In a new statement shared with the Venice Film Festival, imprisoned Iranian filmmakers Jafar Panahi and Mohammad Rosoulof have said the “hope of creating again” is a “reason for existence.”
Venice showed solidarity with persecuted filmmakers in Iran and Turkey as part of a session co-organized with the International Coalition for Filmmakers at Risk (ICFR) that highlighted the plight of creatives in these countries, and the remaining work required to raise awareness of their immense struggle.
Iran, in particular, is seeing a major crackdown on the filmmaking community.
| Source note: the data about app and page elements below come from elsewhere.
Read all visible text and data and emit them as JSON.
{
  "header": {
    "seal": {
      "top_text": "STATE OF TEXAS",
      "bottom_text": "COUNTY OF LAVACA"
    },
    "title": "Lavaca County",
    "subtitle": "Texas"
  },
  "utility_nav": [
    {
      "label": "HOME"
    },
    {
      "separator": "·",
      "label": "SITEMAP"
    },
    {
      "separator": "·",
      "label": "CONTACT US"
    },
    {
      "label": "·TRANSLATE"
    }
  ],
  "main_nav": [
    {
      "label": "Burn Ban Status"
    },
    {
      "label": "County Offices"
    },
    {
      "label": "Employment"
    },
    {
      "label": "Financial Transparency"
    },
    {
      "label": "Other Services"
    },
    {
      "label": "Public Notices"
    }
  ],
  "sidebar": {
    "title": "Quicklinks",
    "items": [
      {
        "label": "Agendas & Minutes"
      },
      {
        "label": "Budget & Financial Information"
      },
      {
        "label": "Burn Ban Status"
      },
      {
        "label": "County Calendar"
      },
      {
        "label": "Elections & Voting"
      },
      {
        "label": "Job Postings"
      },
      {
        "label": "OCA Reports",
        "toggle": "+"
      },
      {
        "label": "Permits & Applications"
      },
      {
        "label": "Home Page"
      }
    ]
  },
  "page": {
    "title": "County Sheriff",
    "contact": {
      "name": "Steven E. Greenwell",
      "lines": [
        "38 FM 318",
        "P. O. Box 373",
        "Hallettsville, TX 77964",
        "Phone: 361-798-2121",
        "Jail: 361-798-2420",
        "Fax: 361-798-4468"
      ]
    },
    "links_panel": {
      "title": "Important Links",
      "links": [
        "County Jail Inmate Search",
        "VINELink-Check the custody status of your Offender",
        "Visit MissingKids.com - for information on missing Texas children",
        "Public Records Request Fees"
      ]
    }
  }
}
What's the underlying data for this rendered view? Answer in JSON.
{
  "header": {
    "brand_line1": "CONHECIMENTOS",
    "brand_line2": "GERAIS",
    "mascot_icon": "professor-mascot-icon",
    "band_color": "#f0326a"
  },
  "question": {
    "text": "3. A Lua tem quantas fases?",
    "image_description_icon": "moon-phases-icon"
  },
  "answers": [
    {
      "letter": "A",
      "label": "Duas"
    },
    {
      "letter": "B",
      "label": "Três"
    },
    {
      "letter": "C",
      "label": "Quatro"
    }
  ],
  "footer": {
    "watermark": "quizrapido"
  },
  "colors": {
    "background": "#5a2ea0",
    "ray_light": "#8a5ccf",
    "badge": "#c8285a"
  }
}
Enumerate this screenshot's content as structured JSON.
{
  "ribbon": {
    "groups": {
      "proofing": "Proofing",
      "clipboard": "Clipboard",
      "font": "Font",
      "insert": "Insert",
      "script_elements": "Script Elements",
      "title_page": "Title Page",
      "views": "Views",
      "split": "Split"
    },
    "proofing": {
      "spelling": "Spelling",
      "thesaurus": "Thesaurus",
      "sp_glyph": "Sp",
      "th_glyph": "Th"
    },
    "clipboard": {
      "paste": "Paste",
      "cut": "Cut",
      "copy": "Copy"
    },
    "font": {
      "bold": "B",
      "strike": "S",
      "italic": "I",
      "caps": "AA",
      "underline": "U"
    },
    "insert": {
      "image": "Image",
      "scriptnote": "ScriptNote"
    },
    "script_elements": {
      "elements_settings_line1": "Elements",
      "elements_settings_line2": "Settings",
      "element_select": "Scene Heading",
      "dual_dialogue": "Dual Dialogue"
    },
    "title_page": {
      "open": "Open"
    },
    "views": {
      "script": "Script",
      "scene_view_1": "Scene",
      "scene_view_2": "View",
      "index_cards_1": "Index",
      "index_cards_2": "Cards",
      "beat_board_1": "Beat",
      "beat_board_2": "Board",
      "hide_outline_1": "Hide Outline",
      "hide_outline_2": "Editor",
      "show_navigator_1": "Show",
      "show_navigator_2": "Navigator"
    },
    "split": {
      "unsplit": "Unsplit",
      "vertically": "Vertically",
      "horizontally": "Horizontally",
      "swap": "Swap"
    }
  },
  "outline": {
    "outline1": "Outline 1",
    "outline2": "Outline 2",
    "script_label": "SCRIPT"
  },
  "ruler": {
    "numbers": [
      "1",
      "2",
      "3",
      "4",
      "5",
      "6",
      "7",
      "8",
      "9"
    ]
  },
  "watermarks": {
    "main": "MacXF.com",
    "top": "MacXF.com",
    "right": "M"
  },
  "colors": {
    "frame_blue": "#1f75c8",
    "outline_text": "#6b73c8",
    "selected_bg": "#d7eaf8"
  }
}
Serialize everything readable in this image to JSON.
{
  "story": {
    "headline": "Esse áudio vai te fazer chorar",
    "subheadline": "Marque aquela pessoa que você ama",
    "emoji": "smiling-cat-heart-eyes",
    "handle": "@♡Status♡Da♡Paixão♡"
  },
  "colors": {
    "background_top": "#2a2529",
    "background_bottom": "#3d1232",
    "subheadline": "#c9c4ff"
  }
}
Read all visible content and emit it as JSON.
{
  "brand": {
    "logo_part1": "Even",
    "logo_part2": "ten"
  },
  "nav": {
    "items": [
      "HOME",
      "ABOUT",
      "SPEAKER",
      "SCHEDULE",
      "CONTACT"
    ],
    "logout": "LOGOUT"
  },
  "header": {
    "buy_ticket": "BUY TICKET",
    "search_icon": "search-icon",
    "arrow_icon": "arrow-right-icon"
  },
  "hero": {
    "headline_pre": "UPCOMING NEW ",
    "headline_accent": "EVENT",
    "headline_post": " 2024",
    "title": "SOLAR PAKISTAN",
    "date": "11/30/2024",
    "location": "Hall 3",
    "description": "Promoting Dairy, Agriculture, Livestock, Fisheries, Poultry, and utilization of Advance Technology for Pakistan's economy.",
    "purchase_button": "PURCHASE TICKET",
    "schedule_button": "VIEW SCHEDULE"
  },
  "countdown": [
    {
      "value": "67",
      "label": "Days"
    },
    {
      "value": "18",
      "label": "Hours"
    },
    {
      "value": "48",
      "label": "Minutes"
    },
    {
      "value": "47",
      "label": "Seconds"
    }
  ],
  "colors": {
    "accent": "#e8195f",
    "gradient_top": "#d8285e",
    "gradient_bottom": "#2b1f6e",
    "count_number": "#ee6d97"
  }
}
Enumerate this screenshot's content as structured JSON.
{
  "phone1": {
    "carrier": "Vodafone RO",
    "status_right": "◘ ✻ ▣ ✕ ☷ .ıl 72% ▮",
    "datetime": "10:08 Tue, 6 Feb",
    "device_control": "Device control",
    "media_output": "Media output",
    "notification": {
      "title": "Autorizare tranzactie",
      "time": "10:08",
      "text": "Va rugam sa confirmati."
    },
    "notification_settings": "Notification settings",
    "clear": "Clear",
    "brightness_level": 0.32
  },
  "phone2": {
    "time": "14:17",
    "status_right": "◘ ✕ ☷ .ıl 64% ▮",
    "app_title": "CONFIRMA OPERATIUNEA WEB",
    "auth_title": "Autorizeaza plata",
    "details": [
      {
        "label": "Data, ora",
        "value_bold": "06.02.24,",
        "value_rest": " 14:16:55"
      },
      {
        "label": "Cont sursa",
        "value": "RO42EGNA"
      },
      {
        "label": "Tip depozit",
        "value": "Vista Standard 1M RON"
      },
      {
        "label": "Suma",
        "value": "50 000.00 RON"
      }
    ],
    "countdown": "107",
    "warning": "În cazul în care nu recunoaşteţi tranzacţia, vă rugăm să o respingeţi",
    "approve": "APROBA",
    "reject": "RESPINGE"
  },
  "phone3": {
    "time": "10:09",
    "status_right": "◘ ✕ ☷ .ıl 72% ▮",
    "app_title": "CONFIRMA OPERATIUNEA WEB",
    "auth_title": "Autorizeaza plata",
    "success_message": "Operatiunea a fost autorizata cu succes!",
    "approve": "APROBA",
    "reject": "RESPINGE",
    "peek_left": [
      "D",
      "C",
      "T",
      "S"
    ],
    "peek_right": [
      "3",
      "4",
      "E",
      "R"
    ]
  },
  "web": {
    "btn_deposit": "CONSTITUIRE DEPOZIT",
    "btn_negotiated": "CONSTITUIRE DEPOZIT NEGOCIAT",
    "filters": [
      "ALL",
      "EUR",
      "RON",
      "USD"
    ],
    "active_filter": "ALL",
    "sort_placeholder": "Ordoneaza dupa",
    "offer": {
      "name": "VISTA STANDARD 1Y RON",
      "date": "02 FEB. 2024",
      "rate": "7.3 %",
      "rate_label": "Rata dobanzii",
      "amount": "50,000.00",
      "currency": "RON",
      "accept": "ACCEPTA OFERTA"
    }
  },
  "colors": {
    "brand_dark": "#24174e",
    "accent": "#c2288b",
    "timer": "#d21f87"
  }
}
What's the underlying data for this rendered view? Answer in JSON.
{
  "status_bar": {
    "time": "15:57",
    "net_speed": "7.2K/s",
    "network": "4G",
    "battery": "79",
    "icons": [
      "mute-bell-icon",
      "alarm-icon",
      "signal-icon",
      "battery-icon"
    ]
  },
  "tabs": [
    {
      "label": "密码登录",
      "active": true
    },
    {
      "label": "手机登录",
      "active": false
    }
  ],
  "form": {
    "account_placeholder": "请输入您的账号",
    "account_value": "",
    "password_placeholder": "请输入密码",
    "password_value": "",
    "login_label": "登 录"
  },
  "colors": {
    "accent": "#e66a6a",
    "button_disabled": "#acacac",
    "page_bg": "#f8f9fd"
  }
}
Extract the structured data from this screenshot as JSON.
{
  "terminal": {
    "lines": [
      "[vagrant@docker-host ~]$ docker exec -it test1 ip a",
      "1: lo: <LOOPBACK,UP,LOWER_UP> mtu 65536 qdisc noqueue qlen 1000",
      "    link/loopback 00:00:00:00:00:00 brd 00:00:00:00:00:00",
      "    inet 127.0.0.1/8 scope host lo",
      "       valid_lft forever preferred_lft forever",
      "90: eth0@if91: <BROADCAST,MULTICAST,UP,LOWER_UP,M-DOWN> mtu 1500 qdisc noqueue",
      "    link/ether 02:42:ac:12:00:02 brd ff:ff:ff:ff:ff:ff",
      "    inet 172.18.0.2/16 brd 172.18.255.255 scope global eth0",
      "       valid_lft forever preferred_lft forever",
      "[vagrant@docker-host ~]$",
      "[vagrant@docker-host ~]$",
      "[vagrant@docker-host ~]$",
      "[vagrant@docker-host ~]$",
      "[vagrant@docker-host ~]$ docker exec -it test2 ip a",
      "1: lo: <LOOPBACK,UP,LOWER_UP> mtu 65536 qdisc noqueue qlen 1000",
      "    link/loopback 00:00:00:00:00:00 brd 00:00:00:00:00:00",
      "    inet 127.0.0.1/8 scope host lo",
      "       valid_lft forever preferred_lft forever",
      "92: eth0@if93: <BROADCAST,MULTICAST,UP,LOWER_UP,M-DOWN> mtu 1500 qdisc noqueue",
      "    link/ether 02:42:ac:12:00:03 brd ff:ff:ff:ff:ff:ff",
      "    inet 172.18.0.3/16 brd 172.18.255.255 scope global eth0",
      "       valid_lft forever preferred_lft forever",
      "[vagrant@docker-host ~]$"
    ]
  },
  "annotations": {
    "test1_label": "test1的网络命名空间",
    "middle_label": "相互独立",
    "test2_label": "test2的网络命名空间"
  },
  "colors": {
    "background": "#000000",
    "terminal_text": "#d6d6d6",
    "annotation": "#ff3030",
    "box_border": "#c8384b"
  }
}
In early July, Mohammad Rasoulof, winner of the 2020 Berlin Golden Bear for “There Is No Evil,” and fellow filmmaker Mostafa Al-Ahmad were arrested for posting a statement on social media in the wake of a violent government crackdown. Just days later, dissident Iranian auteur Jafar Panahi, known globally for prizewinning works such as “Offside” and “Taxi,” was also arrested after inquiring about his imprisoned peers.
In the joint statement, distributed to journalists at a Saturday press conference on the Lido, the directors said: “We are filmmakers. We are part of Iranian independent cinema. For us, to live is to create. We create works that are not commissioned. Therefore, those in power see us as criminals. Independent cinema reflects its own times. It draws inspiration from society. And cannot be indifferent to it.
“The history of Iranian cinema witnesses the constant and active presence of independent directors who have struggled to push back censorship and to ensure the survival of this art. While on this path, some were banned from making films, others were forced into exile or reduced to isolation. And yet, the hope of creating again is a reason for existence. No matter where, when, or under what circumstances, an independent filmmaker is either creating or thinking about creation. We are filmmakers, independent one.”
More to come.
Imprisoned Iranian Filmmakers Jafar Panahi, Mohammad Rasoulof Say ‘Hope of Creating Again’ Has Become a ‘Reason for Existence’